In the past year, almost 500 violent crimes were reported in East Garfield Park, according to the City of Chicago, along with about 1,700 drug arrests. The neighborhood was listed No. 3 in violent crimes in February and No. 2 in quality of life crimes such as prostitution, narcotics distribution and criminal damage, according to the Chicago Tribune.

While the neighborhood still retains one of the higher crime rates in Chicago, Mike Tomas, president of GPCC, said the growing number of non-violent arrests is a sign of revitalized interest in the community.

“People are reporting these societal crimes” like prostitution or public urination, he said. “People are coming back out to reclaim these spots.”

The revitalization campaign began almost 18 months ago through outdoor concerts in a vacant lot near the Green Line Kedzie Avenue Station.

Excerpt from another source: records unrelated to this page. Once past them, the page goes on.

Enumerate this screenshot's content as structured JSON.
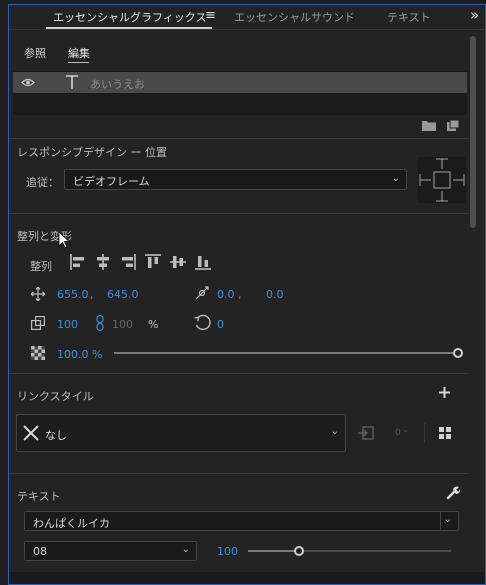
{
  "tabs": [
    {
      "label": "エッセンシャルグラフィックス",
      "active": true
    },
    {
      "label": "エッセンシャルサウンド",
      "active": false
    },
    {
      "label": "テキスト",
      "active": false
    }
  ],
  "menu_icon": "≡",
  "overflow_icon": "»",
  "subtabs": [
    {
      "label": "参照"
    },
    {
      "label": "編集"
    }
  ],
  "layer": {
    "name": "あいうえお"
  },
  "responsive": {
    "title": "レスポンシブデザイン ー 位置",
    "follow_label": "追従：",
    "follow_value": "ビデオフレーム"
  },
  "align": {
    "section_title": "整列と変形",
    "align_label": "整列",
    "position_x": "655.0",
    "position_sep": ",",
    "position_y": "645.0",
    "anchor_x": "0.0",
    "anchor_sep": ",",
    "anchor_y": "0.0",
    "scale_w": "100",
    "scale_h": "100",
    "scale_unit": "%",
    "rotation": "0",
    "opacity": "100.0 %",
    "opacity_level": 1.0
  },
  "link_style": {
    "title": "リンクスタイル",
    "value": "なし",
    "small_value": "0"
  },
  "text_section": {
    "title": "テキスト",
    "font": "わんぱくルイカ",
    "style": "08",
    "size": "100",
    "size_slider_level": 0.25
  },
  "colors": {
    "accent_blue": "#3f8fe0",
    "frame_border": "#2f5fb8",
    "panel_bg": "#232323",
    "layer_row_bg": "#4a4a4a"
  }
}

Last year, Kickstarter, a fundraiser created to host a fresh food market, raised more than $7,000 and established an attractive place for the community.

“Unless you have programming, you’ve just beautified the lots for drug dealers,” Britton said, adding that after the food market and concerts are over, the area becomes trashy again because there’s not enough healthy neighborhood activity there.

Tomas said the area of Kedzie and Madison is a commercial corridor that attracts a lot of people and can contribute to the crime rate by as much as 30 percent.

Even so, Britton is on a crusade to replace criminal activity with safe, amenable neighborhood activities.

“My job is not to stop crime,” Britton said. “My calculation is if I create positive programming, the negative stuff goes away – even if it is for two hours.”